A village maiden, in love with Don José

Zuniga - Bass (lyric)

Lieutenant of Dragoons

Moralès - Baritone (lyric)

Corporal of Dragoons

Frasquita - Soprano (lyric)

Companion of Carmen

Mercédès - Mezzo-soprano (lyric)

Companion of Carmen

Le Dancaïre - Baritone (lyric)


Le Remendado - Tenor (lyric)



Georges Bizet

Place of birth: Paris, France
Place of death: Bougival, near Paris

composer georges bizet


Georges Bizet was a French 19th century composer of the romantic era. His list of works include operas, orchestral works, piano works and songs. He is most known for his operas, Carmen being one of the top five most performed worldwide. His life was cut short by a fatal heart attack at the age of 36. After his death, apart from Carmen, his works were generally neglected. During the 20th century his music began to be played more often. Today Carmen and Les pêcheurs de perles are staples in the opera repertoire.

In 1869 Bizet married Geneviève Halévy. Two years later she gave birth to their son Jacques. The Halévy family were not initially positive to their engagement. According to Bizet, they thought of him as being: "penniless, left-wing, anti-religious and Bohemian".

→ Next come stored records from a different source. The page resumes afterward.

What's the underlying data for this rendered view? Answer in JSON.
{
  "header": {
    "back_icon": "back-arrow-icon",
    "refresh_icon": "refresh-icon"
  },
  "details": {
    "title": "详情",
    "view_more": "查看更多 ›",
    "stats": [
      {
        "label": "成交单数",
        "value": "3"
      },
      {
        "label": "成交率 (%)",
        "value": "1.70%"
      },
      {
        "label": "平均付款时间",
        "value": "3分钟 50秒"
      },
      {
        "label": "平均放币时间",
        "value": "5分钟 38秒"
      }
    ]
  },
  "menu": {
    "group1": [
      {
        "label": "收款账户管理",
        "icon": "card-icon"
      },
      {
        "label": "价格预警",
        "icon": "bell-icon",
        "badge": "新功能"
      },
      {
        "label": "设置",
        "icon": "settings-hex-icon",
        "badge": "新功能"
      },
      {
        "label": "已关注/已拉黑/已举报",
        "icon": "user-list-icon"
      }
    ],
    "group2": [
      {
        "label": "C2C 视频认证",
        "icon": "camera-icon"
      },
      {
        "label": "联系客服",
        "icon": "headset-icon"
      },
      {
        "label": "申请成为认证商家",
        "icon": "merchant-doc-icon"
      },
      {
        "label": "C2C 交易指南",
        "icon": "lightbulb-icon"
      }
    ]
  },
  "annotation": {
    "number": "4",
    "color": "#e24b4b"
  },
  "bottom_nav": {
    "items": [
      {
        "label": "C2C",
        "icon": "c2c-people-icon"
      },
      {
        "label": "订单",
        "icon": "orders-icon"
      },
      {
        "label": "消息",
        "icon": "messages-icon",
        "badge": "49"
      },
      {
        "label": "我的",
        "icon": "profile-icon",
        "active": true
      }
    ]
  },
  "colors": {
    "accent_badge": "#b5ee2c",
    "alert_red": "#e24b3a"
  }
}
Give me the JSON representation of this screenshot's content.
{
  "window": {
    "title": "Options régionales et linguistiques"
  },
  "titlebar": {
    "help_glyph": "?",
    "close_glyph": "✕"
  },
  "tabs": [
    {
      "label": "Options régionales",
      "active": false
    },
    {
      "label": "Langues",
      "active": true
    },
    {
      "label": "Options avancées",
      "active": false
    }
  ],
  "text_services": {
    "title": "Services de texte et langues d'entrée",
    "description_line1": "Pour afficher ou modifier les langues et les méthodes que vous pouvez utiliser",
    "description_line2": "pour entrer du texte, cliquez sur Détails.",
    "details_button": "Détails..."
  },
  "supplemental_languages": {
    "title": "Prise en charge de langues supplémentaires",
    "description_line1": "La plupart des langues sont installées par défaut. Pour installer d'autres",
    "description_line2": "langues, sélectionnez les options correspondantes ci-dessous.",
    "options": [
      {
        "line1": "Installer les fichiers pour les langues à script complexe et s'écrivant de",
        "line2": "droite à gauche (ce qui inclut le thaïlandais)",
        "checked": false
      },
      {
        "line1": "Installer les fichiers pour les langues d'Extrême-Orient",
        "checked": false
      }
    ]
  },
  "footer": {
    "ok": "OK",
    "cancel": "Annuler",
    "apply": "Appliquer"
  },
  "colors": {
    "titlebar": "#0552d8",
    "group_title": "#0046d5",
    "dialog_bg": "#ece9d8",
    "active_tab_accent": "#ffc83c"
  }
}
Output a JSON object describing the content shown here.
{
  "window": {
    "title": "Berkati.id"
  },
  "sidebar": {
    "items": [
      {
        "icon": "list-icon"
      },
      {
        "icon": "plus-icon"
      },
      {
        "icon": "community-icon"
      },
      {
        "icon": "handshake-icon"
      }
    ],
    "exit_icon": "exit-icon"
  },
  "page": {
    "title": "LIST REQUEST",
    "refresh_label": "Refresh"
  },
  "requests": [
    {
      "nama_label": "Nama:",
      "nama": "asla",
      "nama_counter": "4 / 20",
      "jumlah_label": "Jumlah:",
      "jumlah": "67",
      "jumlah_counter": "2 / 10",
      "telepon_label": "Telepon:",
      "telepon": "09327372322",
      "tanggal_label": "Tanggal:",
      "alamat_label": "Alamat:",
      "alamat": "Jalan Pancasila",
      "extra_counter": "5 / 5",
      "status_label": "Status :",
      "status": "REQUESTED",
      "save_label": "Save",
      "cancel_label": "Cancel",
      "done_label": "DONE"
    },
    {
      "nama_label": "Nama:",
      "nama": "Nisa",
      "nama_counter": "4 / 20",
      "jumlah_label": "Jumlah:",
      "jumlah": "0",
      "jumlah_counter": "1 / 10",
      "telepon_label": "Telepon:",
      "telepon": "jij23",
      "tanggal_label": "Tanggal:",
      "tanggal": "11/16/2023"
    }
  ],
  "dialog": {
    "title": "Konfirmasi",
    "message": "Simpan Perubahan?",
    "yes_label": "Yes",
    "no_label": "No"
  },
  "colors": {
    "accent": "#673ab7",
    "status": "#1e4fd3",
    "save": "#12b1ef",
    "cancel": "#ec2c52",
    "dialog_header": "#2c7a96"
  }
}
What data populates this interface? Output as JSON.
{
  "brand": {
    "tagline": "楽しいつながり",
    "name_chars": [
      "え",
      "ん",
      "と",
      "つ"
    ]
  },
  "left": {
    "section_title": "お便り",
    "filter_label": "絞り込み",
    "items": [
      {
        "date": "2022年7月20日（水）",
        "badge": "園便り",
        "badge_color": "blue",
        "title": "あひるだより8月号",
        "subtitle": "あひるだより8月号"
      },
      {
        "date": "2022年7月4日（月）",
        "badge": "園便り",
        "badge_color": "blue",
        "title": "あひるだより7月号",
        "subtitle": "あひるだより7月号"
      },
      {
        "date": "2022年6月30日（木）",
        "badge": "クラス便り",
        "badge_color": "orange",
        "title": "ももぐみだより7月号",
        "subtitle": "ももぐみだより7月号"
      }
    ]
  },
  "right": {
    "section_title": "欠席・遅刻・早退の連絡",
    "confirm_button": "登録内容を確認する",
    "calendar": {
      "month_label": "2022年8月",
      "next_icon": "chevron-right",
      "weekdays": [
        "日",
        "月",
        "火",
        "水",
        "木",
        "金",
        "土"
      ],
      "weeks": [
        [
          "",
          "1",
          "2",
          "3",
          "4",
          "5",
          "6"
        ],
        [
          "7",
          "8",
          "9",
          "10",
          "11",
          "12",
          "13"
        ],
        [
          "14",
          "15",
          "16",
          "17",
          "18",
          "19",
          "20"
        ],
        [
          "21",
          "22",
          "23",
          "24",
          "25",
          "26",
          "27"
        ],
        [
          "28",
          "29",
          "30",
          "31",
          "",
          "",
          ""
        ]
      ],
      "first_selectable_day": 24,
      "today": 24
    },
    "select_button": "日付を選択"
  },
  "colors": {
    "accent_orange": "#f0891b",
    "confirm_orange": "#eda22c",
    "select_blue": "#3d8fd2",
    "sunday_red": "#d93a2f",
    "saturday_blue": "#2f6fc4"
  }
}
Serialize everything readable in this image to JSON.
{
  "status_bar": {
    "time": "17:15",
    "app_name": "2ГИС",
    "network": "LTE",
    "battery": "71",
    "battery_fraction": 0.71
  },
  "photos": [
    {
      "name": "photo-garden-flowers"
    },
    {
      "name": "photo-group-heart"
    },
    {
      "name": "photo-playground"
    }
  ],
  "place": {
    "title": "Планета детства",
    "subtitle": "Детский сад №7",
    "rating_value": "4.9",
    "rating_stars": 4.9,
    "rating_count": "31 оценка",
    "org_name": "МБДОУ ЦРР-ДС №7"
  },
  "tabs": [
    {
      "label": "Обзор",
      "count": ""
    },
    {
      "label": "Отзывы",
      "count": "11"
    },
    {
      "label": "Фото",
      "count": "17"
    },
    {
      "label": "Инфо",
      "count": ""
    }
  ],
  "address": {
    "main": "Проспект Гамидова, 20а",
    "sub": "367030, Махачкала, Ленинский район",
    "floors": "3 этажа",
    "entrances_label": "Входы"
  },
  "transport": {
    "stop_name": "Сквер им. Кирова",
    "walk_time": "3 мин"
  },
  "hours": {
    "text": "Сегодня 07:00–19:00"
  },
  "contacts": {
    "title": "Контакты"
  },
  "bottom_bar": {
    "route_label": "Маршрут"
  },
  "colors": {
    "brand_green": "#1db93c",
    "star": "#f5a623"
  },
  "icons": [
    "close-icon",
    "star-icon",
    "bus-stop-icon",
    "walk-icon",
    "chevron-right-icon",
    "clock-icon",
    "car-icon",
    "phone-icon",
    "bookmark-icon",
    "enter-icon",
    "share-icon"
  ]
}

Carmen premiered three months prior to Bizet's death with mostly negative reviews. Bizet went into depression and died of a heart attack three months later. On the day of his funeral, attended by over 4000 people, Carmen was performed at the Opéra-Comique. This time the reviewers hailed him as a master. However, Bizet never got to experience the success of his most popular work.


"Ah, music! What a beautiful art! But what a wretched profession!"


Tchaikovsky went to a performance of Carmen and declared it to be “a masterpiece in every sense of the word”.

Bizet attended the premiere of Tannhäuser by Wagner and wrote about him: "above and beyond all living composers".

Most prominent operas

Les pêcheurs de perles 1863
Carmen 1875


Henri Meilhac
1830 - 1897

Ludovic Halévy
1834 - 1908

Henri Meilhac was a French dramatist and opera librettist, best known for his collaborations with Ludovic Halévy on Georges Bizet's Carmen. He also wrote the libretto for Massenet's Manon together with Philippe Gille.

Ludovic Halévy was a French author and playwright, best known for his collaborations with Henri Meilhac on Georges Bizet's Carmen.

The libretto for Carmen is based on a novella of the same title by Prosper Mérimée. The two authors worked together for more than twenty years focusing mainly on operettas, farces and comedies. Together Meilhac and Ludovic also wrote librettos for many of Offenbach's comic operas.




2d1, 2d1, 2, 2 - 4, 2, 3, 0
timp, perc, harp, strings



Carmen was first premiered by the Opéra-Comique in Paris in 1875. It was poorly received with critics raging over its content.

Today it is one of the top 5 most performed operas worldwide.



Act 1

Aria - L'amour est un oiseau rebelle "Habanera" (Carmen)

Duet – Parle-moi de ma mère! (Micaëla, Don José)

Aria – Près des remparts de Séville (Carmen)

Act 2

Trio - Les tringles des sistres tintaient (Carmen, Frasquita, Mercédès)

Aria - Votre toast, je peux vous le rendre "The Toreador aria" (Escamillo)

Quintet – Nous avons en tête une affaire (Carmen, Frasquita, Mercédès, Remendado, Dancaïre)

Duet – Je vais danser en votre honneur (Carmen, Don José)

Aria – La fleur que tu m'avais jetée "The flower aria" (Don José)

Act 3

Aria – Melons! Coupons! (Carmen, Frasquita, Mercédès)

Aria – Je dis que rien ne m'épouvante (Micaëla)

Duet – C'est toi, c'est moi (Carmen, Don José)